Exercise instructions: Each line of the data below goes into the copy exactly; pictures do not.

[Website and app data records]
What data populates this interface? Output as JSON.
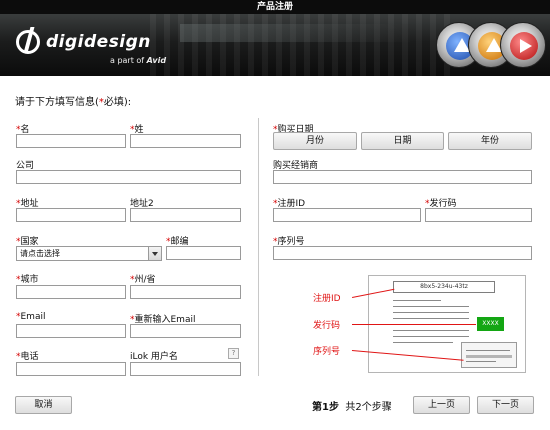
{
  "window": {
    "title": "产品注册"
  },
  "banner": {
    "brand": "digidesign",
    "tagline_prefix": "a part of",
    "tagline_brand": "Avid"
  },
  "form": {
    "prompt_before": "请于下方填写信息(",
    "required_mark": "*",
    "prompt_after": "必填):",
    "fields": {
      "first_name": "名",
      "last_name": "姓",
      "company": "公司",
      "address": "地址",
      "address2": "地址2",
      "country": "国家",
      "country_select": "请点击选择",
      "postal_code": "邮编",
      "city": "城市",
      "state": "州/省",
      "email": "Email",
      "email_confirm": "重新输入Email",
      "phone": "电话",
      "ilok_user": "iLok 用户名",
      "help_glyph": "?"
    },
    "right": {
      "purchase_date": "购买日期",
      "month": "月份",
      "day": "日期",
      "year": "年份",
      "dealer": "购买经销商",
      "registration_id": "注册ID",
      "issue_code": "发行码",
      "serial": "序列号"
    }
  },
  "diagram": {
    "code": "8bx5-234u-43tz",
    "green": "XXXX",
    "callouts": {
      "reg_id": "注册ID",
      "issue": "发行码",
      "serial": "序列号"
    },
    "accent_red": "#e01515",
    "accent_green": "#13a613"
  },
  "footer": {
    "cancel": "取消",
    "step_bold": "第1步",
    "step_rest": "共2个步骤",
    "prev": "上一页",
    "next": "下一页"
  }
}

Task response:
What data populates this interface? Output as JSON.
{
  "window": {
    "title": "产品注册"
  },
  "banner": {
    "brand": "digidesign",
    "tagline_prefix": "a part of",
    "tagline_brand": "Avid"
  },
  "form": {
    "prompt_before": "请于下方填写信息(",
    "required_mark": "*",
    "prompt_after": "必填):",
    "fields": {
      "first_name": "名",
      "last_name": "姓",
      "company": "公司",
      "address": "地址",
      "address2": "地址2",
      "country": "国家",
      "country_select": "请点击选择",
      "postal_code": "邮编",
      "city": "城市",
      "state": "州/省",
      "email": "Email",
      "email_confirm": "重新输入Email",
      "phone": "电话",
      "ilok_user": "iLok 用户名",
      "help_glyph": "?"
    },
    "right": {
      "purchase_date": "购买日期",
      "month": "月份",
      "day": "日期",
      "year": "年份",
      "dealer": "购买经销商",
      "registration_id": "注册ID",
      "issue_code": "发行码",
      "serial": "序列号"
    }
  },
  "diagram": {
    "code": "8bx5-234u-43tz",
    "green": "XXXX",
    "callouts": {
      "reg_id": "注册ID",
      "issue": "发行码",
      "serial": "序列号"
    },
    "accent_red": "#e01515",
    "accent_green": "#13a613"
  },
  "footer": {
    "cancel": "取消",
    "step_bold": "第1步",
    "step_rest": "共2个步骤",
    "prev": "上一页",
    "next": "下一页"
  }
}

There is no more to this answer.